You can also search for multitracks online that you can use for practice purposes. With a simple google search, you can find great websites that offer multitracks for several genres.
Don’t stick to one genre, mix different genres to expand your knowledge and skills. It’s important to know what works and what doesn’t work for a particular genre.
For instance, MixedbyAli always groups his kick and bass to a bus channel then distorts them to make the low-end cut through. I’ve tried that on Hip-Hop songs and it works wonders but on a dance music song, it sounds horrible.
So, when you’re learning how to mix music be prepared to go through a lot of trial and error as well. It won’t be a smooth process, and sometimes you’ll feel like quitting and just letting someone else do it for you.
If it was easy, then everyone would be doing it.
How long it takes for you to learn to mix music will be determined by your work ethic and how bad you want it.
Before I wrap up I also have to mention another very important part of learning mixing, which is to fully understand your tools.
You have no idea how many people send me emails asking me to use FL Studio for my tutorials so that they can implement what I teach.
I learned from people who use Pro Tools, but because I’ve mastered my software I can implement what they teach effortlessly in Cubase.
It’s very important for you to master your tools. This includes the DAW, plugins, and workflow stuff such as automation, grouping, bouncing, routing, shortcuts, etc.
Mastering your tools will fast-track your learning curve. Whenever you’re forced to work with tools you’re not familiar with you’ll be able to navigate much easier because parameters are often the same.

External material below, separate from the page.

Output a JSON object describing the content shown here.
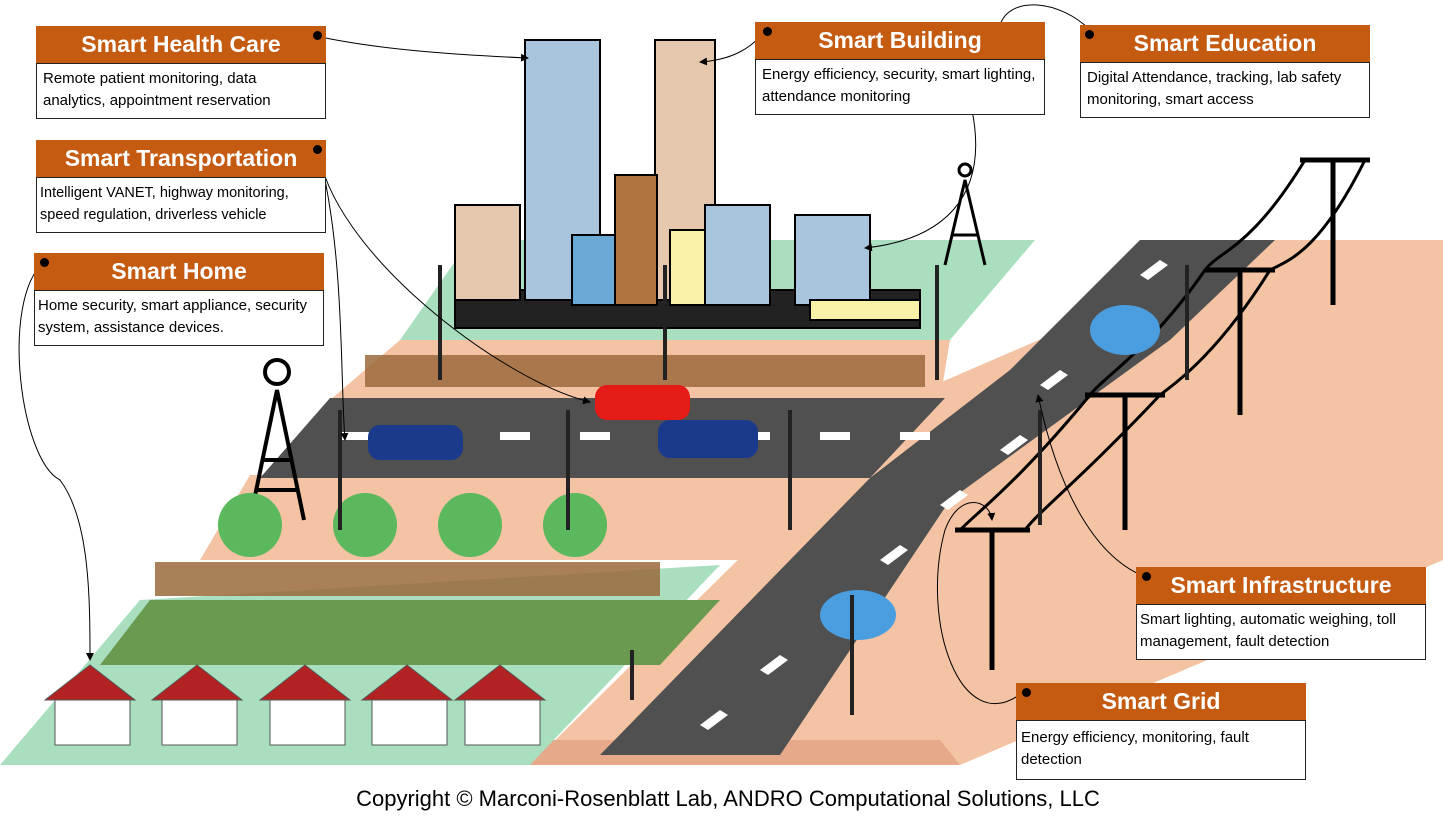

If you’re interested in learning my mixing approach, get mentorship, and a working step-by-step formula then fill in the form below to get started right away.